INPUT FOR THIS TASK below:

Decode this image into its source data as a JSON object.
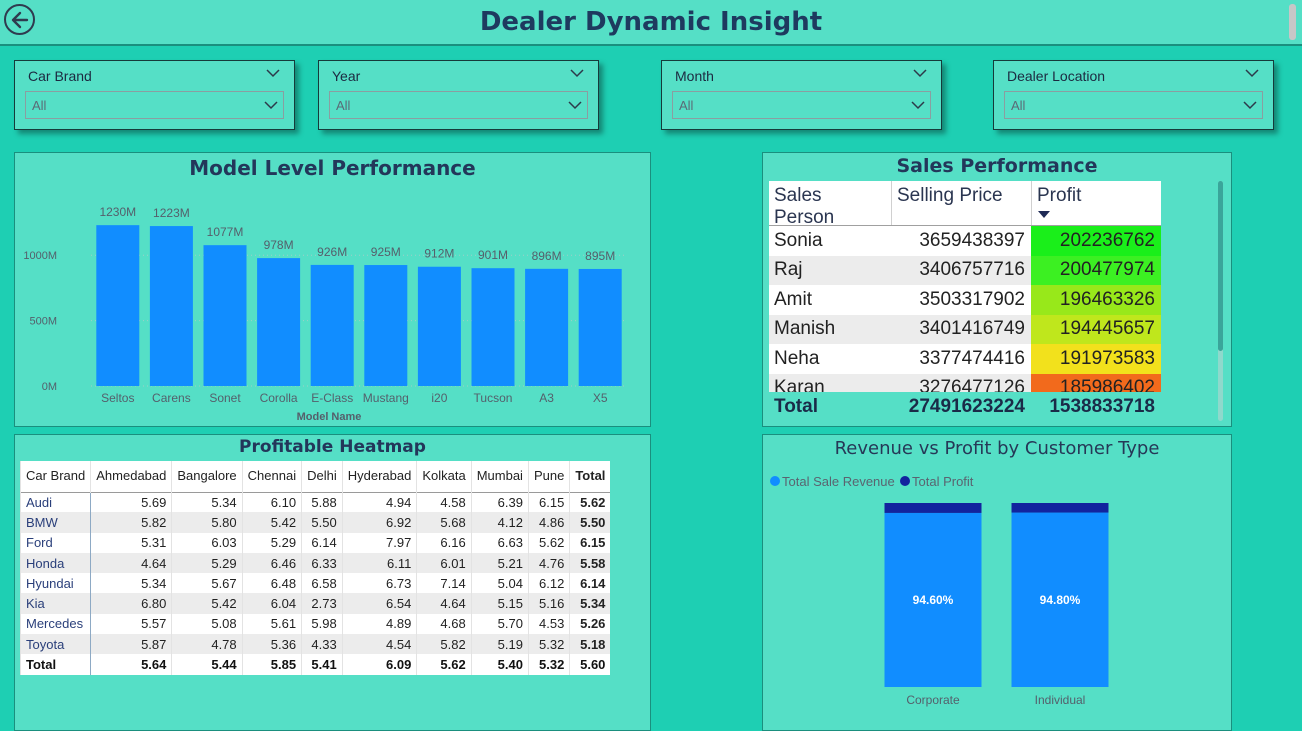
{
  "header": {
    "title": "Dealer Dynamic Insight"
  },
  "slicers": [
    {
      "label": "Car Brand",
      "value": "All"
    },
    {
      "label": "Year",
      "value": "All"
    },
    {
      "label": "Month",
      "value": "All"
    },
    {
      "label": "Dealer Location",
      "value": "All"
    }
  ],
  "model_panel": {
    "title": "Model Level Performance"
  },
  "sales_panel": {
    "title": "Sales Performance",
    "columns": [
      "Sales Person",
      "Selling Price",
      "Profit"
    ],
    "rows": [
      {
        "name": "Sonia",
        "price": "3659438397",
        "profit": "202236762",
        "color": "#1aef1a"
      },
      {
        "name": "Raj",
        "price": "3406757716",
        "profit": "200477974",
        "color": "#3cf022"
      },
      {
        "name": "Amit",
        "price": "3503317902",
        "profit": "196463326",
        "color": "#98e81a"
      },
      {
        "name": "Manish",
        "price": "3401416749",
        "profit": "194445657",
        "color": "#bfe71c"
      },
      {
        "name": "Neha",
        "price": "3377474416",
        "profit": "191973583",
        "color": "#f2e11c"
      },
      {
        "name": "Karan",
        "price": "3276477126",
        "profit": "185986402",
        "color": "#f26a1c"
      }
    ],
    "total": {
      "label": "Total",
      "price": "27491623224",
      "profit": "1538833718"
    }
  },
  "heatmap_panel": {
    "title": "Profitable Heatmap",
    "columns": [
      "Car Brand",
      "Ahmedabad",
      "Bangalore",
      "Chennai",
      "Delhi",
      "Hyderabad",
      "Kolkata",
      "Mumbai",
      "Pune",
      "Total"
    ],
    "rows": [
      [
        "Audi",
        "5.69",
        "5.34",
        "6.10",
        "5.88",
        "4.94",
        "4.58",
        "6.39",
        "6.15",
        "5.62"
      ],
      [
        "BMW",
        "5.82",
        "5.80",
        "5.42",
        "5.50",
        "6.92",
        "5.68",
        "4.12",
        "4.86",
        "5.50"
      ],
      [
        "Ford",
        "5.31",
        "6.03",
        "5.29",
        "6.14",
        "7.97",
        "6.16",
        "6.63",
        "5.62",
        "6.15"
      ],
      [
        "Honda",
        "4.64",
        "5.29",
        "6.46",
        "6.33",
        "6.11",
        "6.01",
        "5.21",
        "4.76",
        "5.58"
      ],
      [
        "Hyundai",
        "5.34",
        "5.67",
        "6.48",
        "6.58",
        "6.73",
        "7.14",
        "5.04",
        "6.12",
        "6.14"
      ],
      [
        "Kia",
        "6.80",
        "5.42",
        "6.04",
        "2.73",
        "6.54",
        "4.64",
        "5.15",
        "5.16",
        "5.34"
      ],
      [
        "Mercedes",
        "5.57",
        "5.08",
        "5.61",
        "5.98",
        "4.89",
        "4.68",
        "5.70",
        "4.53",
        "5.26"
      ],
      [
        "Toyota",
        "5.87",
        "4.78",
        "5.36",
        "4.33",
        "4.54",
        "5.82",
        "5.19",
        "5.32",
        "5.18"
      ]
    ],
    "total_row": [
      "Total",
      "5.64",
      "5.44",
      "5.85",
      "5.41",
      "6.09",
      "5.62",
      "5.40",
      "5.32",
      "5.60"
    ]
  },
  "customer_panel": {
    "title": "Revenue vs Profit by Customer Type"
  },
  "chart_data": [
    {
      "type": "bar",
      "title": "Model Level Performance",
      "xlabel": "Model Name",
      "ylabel": "",
      "categories": [
        "Seltos",
        "Carens",
        "Sonet",
        "Corolla",
        "E-Class",
        "Mustang",
        "i20",
        "Tucson",
        "A3",
        "X5"
      ],
      "values": [
        1230,
        1223,
        1077,
        978,
        926,
        925,
        912,
        901,
        896,
        895
      ],
      "value_labels": [
        "1230M",
        "1223M",
        "1077M",
        "978M",
        "926M",
        "925M",
        "912M",
        "901M",
        "896M",
        "895M"
      ],
      "yticks": [
        "0M",
        "500M",
        "1000M"
      ],
      "ytick_values": [
        0,
        500,
        1000
      ],
      "ylim": [
        0,
        1300
      ],
      "grid": true,
      "color": "#118dff"
    },
    {
      "type": "bar",
      "stacked": true,
      "percent": true,
      "title": "Revenue vs Profit by Customer Type",
      "categories": [
        "Corporate",
        "Individual"
      ],
      "series": [
        {
          "name": "Total Sale Revenue",
          "values": [
            94.6,
            94.8
          ],
          "labels": [
            "94.60%",
            "94.80%"
          ],
          "color": "#118dff"
        },
        {
          "name": "Total Profit",
          "values": [
            5.4,
            5.2
          ],
          "color": "#12239e"
        }
      ],
      "legend": "top-left"
    }
  ]
}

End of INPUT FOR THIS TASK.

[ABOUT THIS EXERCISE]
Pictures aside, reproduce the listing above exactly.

[WRITTEN RESPONSE]
Decode this image into its source data as a JSON object.
{
  "header": {
    "title": "Dealer Dynamic Insight"
  },
  "slicers": [
    {
      "label": "Car Brand",
      "value": "All"
    },
    {
      "label": "Year",
      "value": "All"
    },
    {
      "label": "Month",
      "value": "All"
    },
    {
      "label": "Dealer Location",
      "value": "All"
    }
  ],
  "model_panel": {
    "title": "Model Level Performance"
  },
  "sales_panel": {
    "title": "Sales Performance",
    "columns": [
      "Sales Person",
      "Selling Price",
      "Profit"
    ],
    "rows": [
      {
        "name": "Sonia",
        "price": "3659438397",
        "profit": "202236762",
        "color": "#1aef1a"
      },
      {
        "name": "Raj",
        "price": "3406757716",
        "profit": "200477974",
        "color": "#3cf022"
      },
      {
        "name": "Amit",
        "price": "3503317902",
        "profit": "196463326",
        "color": "#98e81a"
      },
      {
        "name": "Manish",
        "price": "3401416749",
        "profit": "194445657",
        "color": "#bfe71c"
      },
      {
        "name": "Neha",
        "price": "3377474416",
        "profit": "191973583",
        "color": "#f2e11c"
      },
      {
        "name": "Karan",
        "price": "3276477126",
        "profit": "185986402",
        "color": "#f26a1c"
      }
    ],
    "total": {
      "label": "Total",
      "price": "27491623224",
      "profit": "1538833718"
    }
  },
  "heatmap_panel": {
    "title": "Profitable Heatmap",
    "columns": [
      "Car Brand",
      "Ahmedabad",
      "Bangalore",
      "Chennai",
      "Delhi",
      "Hyderabad",
      "Kolkata",
      "Mumbai",
      "Pune",
      "Total"
    ],
    "rows": [
      [
        "Audi",
        "5.69",
        "5.34",
        "6.10",
        "5.88",
        "4.94",
        "4.58",
        "6.39",
        "6.15",
        "5.62"
      ],
      [
        "BMW",
        "5.82",
        "5.80",
        "5.42",
        "5.50",
        "6.92",
        "5.68",
        "4.12",
        "4.86",
        "5.50"
      ],
      [
        "Ford",
        "5.31",
        "6.03",
        "5.29",
        "6.14",
        "7.97",
        "6.16",
        "6.63",
        "5.62",
        "6.15"
      ],
      [
        "Honda",
        "4.64",
        "5.29",
        "6.46",
        "6.33",
        "6.11",
        "6.01",
        "5.21",
        "4.76",
        "5.58"
      ],
      [
        "Hyundai",
        "5.34",
        "5.67",
        "6.48",
        "6.58",
        "6.73",
        "7.14",
        "5.04",
        "6.12",
        "6.14"
      ],
      [
        "Kia",
        "6.80",
        "5.42",
        "6.04",
        "2.73",
        "6.54",
        "4.64",
        "5.15",
        "5.16",
        "5.34"
      ],
      [
        "Mercedes",
        "5.57",
        "5.08",
        "5.61",
        "5.98",
        "4.89",
        "4.68",
        "5.70",
        "4.53",
        "5.26"
      ],
      [
        "Toyota",
        "5.87",
        "4.78",
        "5.36",
        "4.33",
        "4.54",
        "5.82",
        "5.19",
        "5.32",
        "5.18"
      ]
    ],
    "total_row": [
      "Total",
      "5.64",
      "5.44",
      "5.85",
      "5.41",
      "6.09",
      "5.62",
      "5.40",
      "5.32",
      "5.60"
    ]
  },
  "customer_panel": {
    "title": "Revenue vs Profit by Customer Type"
  },
  "chart_data": [
    {
      "type": "bar",
      "title": "Model Level Performance",
      "xlabel": "Model Name",
      "ylabel": "",
      "categories": [
        "Seltos",
        "Carens",
        "Sonet",
        "Corolla",
        "E-Class",
        "Mustang",
        "i20",
        "Tucson",
        "A3",
        "X5"
      ],
      "values": [
        1230,
        1223,
        1077,
        978,
        926,
        925,
        912,
        901,
        896,
        895
      ],
      "value_labels": [
        "1230M",
        "1223M",
        "1077M",
        "978M",
        "926M",
        "925M",
        "912M",
        "901M",
        "896M",
        "895M"
      ],
      "yticks": [
        "0M",
        "500M",
        "1000M"
      ],
      "ytick_values": [
        0,
        500,
        1000
      ],
      "ylim": [
        0,
        1300
      ],
      "grid": true,
      "color": "#118dff"
    },
    {
      "type": "bar",
      "stacked": true,
      "percent": true,
      "title": "Revenue vs Profit by Customer Type",
      "categories": [
        "Corporate",
        "Individual"
      ],
      "series": [
        {
          "name": "Total Sale Revenue",
          "values": [
            94.6,
            94.8
          ],
          "labels": [
            "94.60%",
            "94.80%"
          ],
          "color": "#118dff"
        },
        {
          "name": "Total Profit",
          "values": [
            5.4,
            5.2
          ],
          "color": "#12239e"
        }
      ],
      "legend": "top-left"
    }
  ]
}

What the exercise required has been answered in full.